Duktape provides native binaries for the same CPU ABIs as AndroidJSCore, and therefore should be runnable by all Android devices. And despite including the same number of binaries, this library is actually a lot smaller than both AndroidJSCore and J2V8, with the 1.1.0 version adding only 2.1 MB to our test APK. This size increase can be reduced to between 247 and 358 KB using APK splits — not a huge hit on app size.
The context object for Duktape initialized faster than that of any of the other libraries tested, around 3 ms per iteration. This fast initialization time can be beneficial, as it allows users to shut down instances of the context object, instead of re-using them between calls to the API, risking native memory leaks.

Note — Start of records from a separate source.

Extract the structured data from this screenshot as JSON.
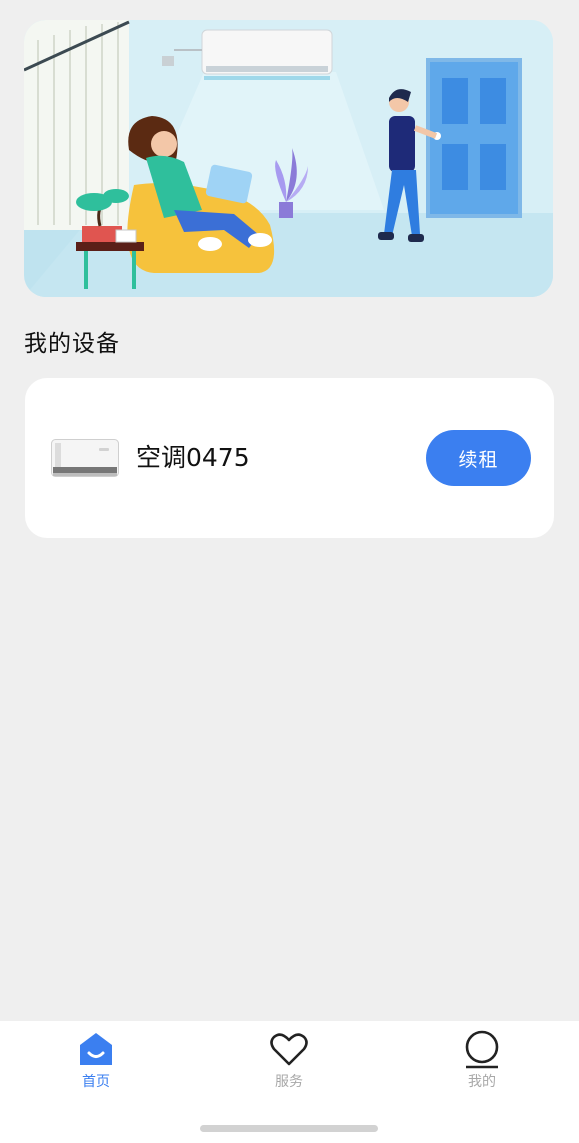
{
  "banner": {
    "illustration": "living-room-air-conditioner-illustration"
  },
  "section": {
    "title": "我的设备"
  },
  "device": {
    "icon": "air-conditioner-icon",
    "name": "空调0475",
    "action_label": "续租"
  },
  "tabbar": {
    "items": [
      {
        "label": "首页",
        "icon": "home-icon",
        "active": true
      },
      {
        "label": "服务",
        "icon": "heart-icon",
        "active": false
      },
      {
        "label": "我的",
        "icon": "profile-icon",
        "active": false
      }
    ]
  },
  "colors": {
    "accent": "#3b7ff0",
    "background": "#efefef",
    "card": "#ffffff",
    "inactive_tab": "#a8a8a8"
  }
}
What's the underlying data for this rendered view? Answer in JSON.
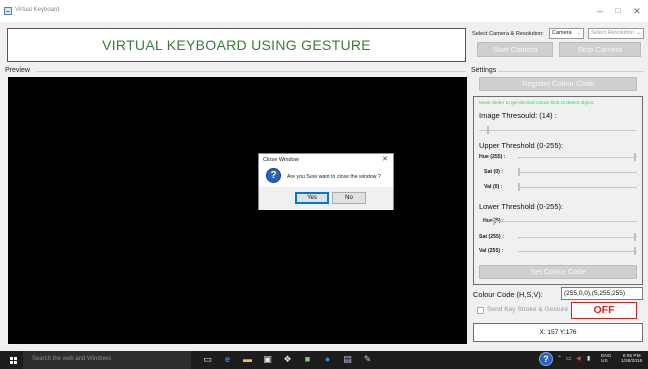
{
  "window": {
    "title": "Virtual Keyboard",
    "min_glyph": "–",
    "max_glyph": "□",
    "close_glyph": "✕"
  },
  "header": {
    "title": "VIRTUAL KEYBOARD USING GESTURE"
  },
  "camera": {
    "label": "Select Camera & Resolution:",
    "camera_select": "Camera",
    "resolution_select": "Select Resolution",
    "caret": "⌄",
    "start_button": "Start Camera",
    "stop_button": "Stop Camera"
  },
  "preview": {
    "label": "Preview"
  },
  "dialog": {
    "title": "Close Window",
    "close_glyph": "✕",
    "icon_glyph": "?",
    "message": "Are you Sure want to close the window ?",
    "yes": "Yes",
    "no": "No"
  },
  "settings": {
    "label": "Settings",
    "register_button": "Register Colour Code",
    "hint": "Move Slider to get desired colour blob to detect object.",
    "image_threshold": {
      "label": "Image Thresould: (14) :",
      "value": 14,
      "max": 255
    },
    "upper_threshold": {
      "label": "Upper Threshold (0-255):",
      "rows": [
        {
          "label": "Hue (255) :",
          "value": 255
        },
        {
          "label": "Sat (0) :",
          "value": 0
        },
        {
          "label": "Val (0) :",
          "value": 0
        }
      ]
    },
    "lower_threshold": {
      "label": "Lower Threshold (0-255):",
      "rows": [
        {
          "label": "Hue (5) :",
          "value": 5
        },
        {
          "label": "Sat (255) :",
          "value": 255
        },
        {
          "label": "Val (255) :",
          "value": 255
        }
      ]
    },
    "set_colour_button": "Set Colour Code",
    "colour_code_label": "Colour Code (H,S,V):",
    "colour_code_value": "(255,0,0),(5,255,255)",
    "send_key_label": "Send Key Stroke & Gesture",
    "send_key_checked": false,
    "status": "OFF",
    "coords": "X: 157 Y:176"
  },
  "taskbar": {
    "search_placeholder": "Search the web and Windows",
    "tray_question": "?",
    "tray_lang_1": "ENG",
    "tray_lang_2": "US",
    "time": "8:55 PM",
    "date": "1/28/2016"
  },
  "colors": {
    "title_green": "#3d7a3a",
    "hint_green": "#2ee52e",
    "status_red": "#e02020",
    "preview_bg": "#000000",
    "taskbar_bg": "#1d1d1d",
    "disabled_button": "#cfcfcf"
  }
}
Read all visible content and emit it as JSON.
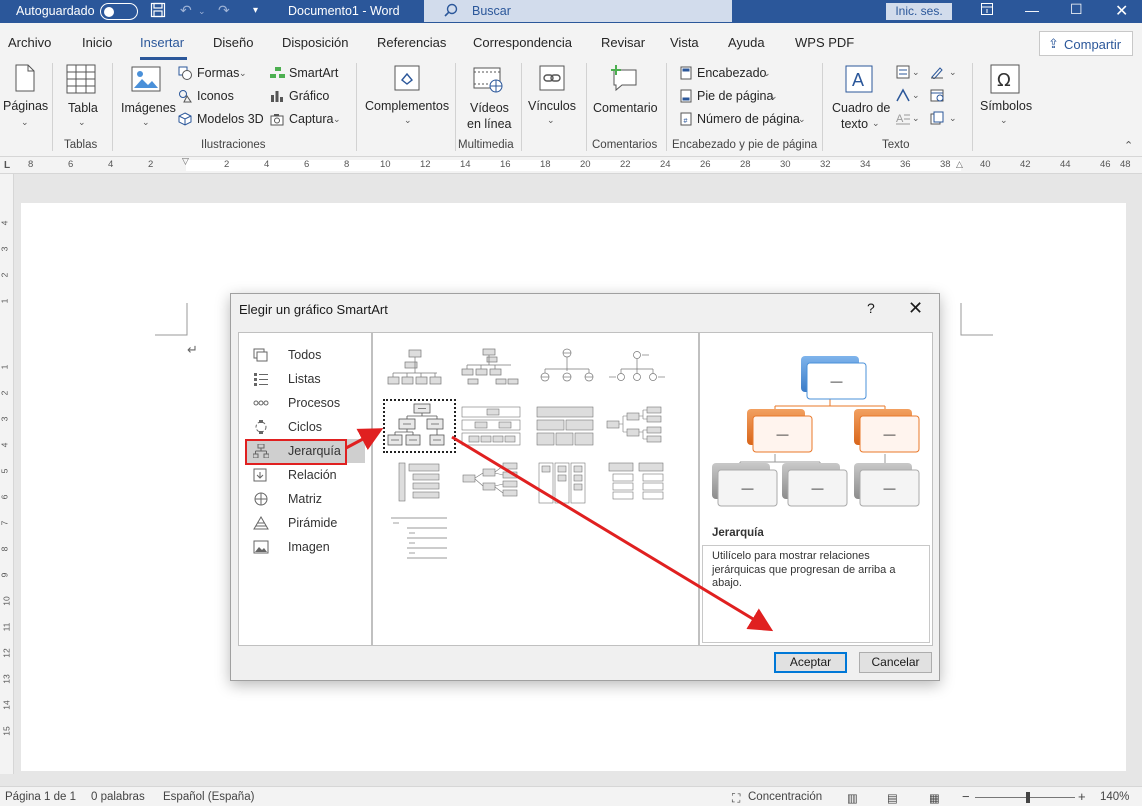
{
  "title_bar": {
    "autosave_label": "Autoguardado",
    "doc_title": "Documento1  -  Word",
    "search_placeholder": "Buscar",
    "signin_label": "Inic. ses."
  },
  "tabs": [
    "Archivo",
    "Inicio",
    "Insertar",
    "Diseño",
    "Disposición",
    "Referencias",
    "Correspondencia",
    "Revisar",
    "Vista",
    "Ayuda",
    "WPS PDF"
  ],
  "active_tab": "Insertar",
  "share_label": "Compartir",
  "ribbon": {
    "paginas": "Páginas",
    "tabla": "Tabla",
    "tablas_group": "Tablas",
    "imagenes": "Imágenes",
    "formas": "Formas",
    "iconos": "Iconos",
    "modelos3d": "Modelos 3D",
    "smartart": "SmartArt",
    "grafico": "Gráfico",
    "captura": "Captura",
    "ilustraciones_group": "Ilustraciones",
    "complementos": "Complementos",
    "videos_line1": "Vídeos",
    "videos_line2": "en línea",
    "multimedia_group": "Multimedia",
    "vinculos": "Vínculos",
    "comentario": "Comentario",
    "comentarios_group": "Comentarios",
    "encabezado": "Encabezado",
    "pie_pagina": "Pie de página",
    "numero_pagina": "Número de página",
    "encabezado_group": "Encabezado y pie de página",
    "cuadro_texto_line1": "Cuadro de",
    "cuadro_texto_line2": "texto",
    "texto_group": "Texto",
    "simbolos": "Símbolos"
  },
  "ruler_numbers": [
    "8",
    "6",
    "4",
    "2",
    "2",
    "4",
    "6",
    "8",
    "10",
    "12",
    "14",
    "16",
    "18",
    "20",
    "22",
    "24",
    "26",
    "28",
    "30",
    "32",
    "34",
    "36",
    "38",
    "40",
    "42",
    "44",
    "46",
    "48"
  ],
  "vruler_numbers": [
    "4",
    "3",
    "2",
    "1",
    "1",
    "2",
    "3",
    "4",
    "5",
    "6",
    "7",
    "8",
    "9",
    "10",
    "11",
    "12",
    "13",
    "14",
    "15"
  ],
  "dialog": {
    "title": "Elegir un gráfico SmartArt",
    "help": "?",
    "categories": [
      "Todos",
      "Listas",
      "Procesos",
      "Ciclos",
      "Jerarquía",
      "Relación",
      "Matriz",
      "Pirámide",
      "Imagen"
    ],
    "selected_category": "Jerarquía",
    "preview_title": "Jerarquía",
    "preview_description": "Utilícelo para mostrar relaciones jerárquicas que progresan de arriba a abajo.",
    "preview_placeholder": "—",
    "ok_label": "Aceptar",
    "cancel_label": "Cancelar"
  },
  "status_bar": {
    "page": "Página 1 de 1",
    "words": "0 palabras",
    "language": "Español (España)",
    "focus": "Concentración",
    "zoom": "140%"
  },
  "colors": {
    "word_blue": "#2b579a",
    "highlight_red": "#e02020",
    "preview_blue": "#4a90d9",
    "preview_orange": "#e8782a",
    "preview_gray": "#a6a6a6"
  }
}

On the code execution side, however, Duktape ranked lower than AndroidJSCore and J2V8 in terms of marshaling and execution. Specifically, it clocked in at 58 ms/iteration in the loading test, 13 ms/iteration in the looping test, and 9 ms/iteration in the grading test. Interestingly, and possibly a point for further investigation: Duktape performed better in the grading test compared to the looping test, relative to the other libraries tested. From a reliability standpoint, Duktape held up as well as J2V8, executing thousands of iterations in each test module without issues.
We ran each of the tests in our test app on a Google Pixel XL running Android 7.1.1. Results are in the charts below, displayed in iterations/second (higher is better).
It’s worth restating that JS Evaluator and AndroidJSCore were relatively unreliable in testing. The numbers above are averages over as many iterations as each library could handle before throwing an error or crashing. For J2V8 and Duktape, each test was able to run for 1000 iterations or more, and did not exhibit errors.
Here’s a summary of our findings for each library tested:
Use in Production
Unit testing a native library also proved to be somewhat of an issue, as the binaries included with J2V8 were not loadable on our development machines (OSX) or CI (Linux). This was solved by copying the libj2v8_macosx_x86_64.dylib and libj2v8_linux_x86_64.so files from the respective versions of the J2V8 dependencies to our project’s JNI folder. After adding these files, unit tests ran on our local machines and CI as expected.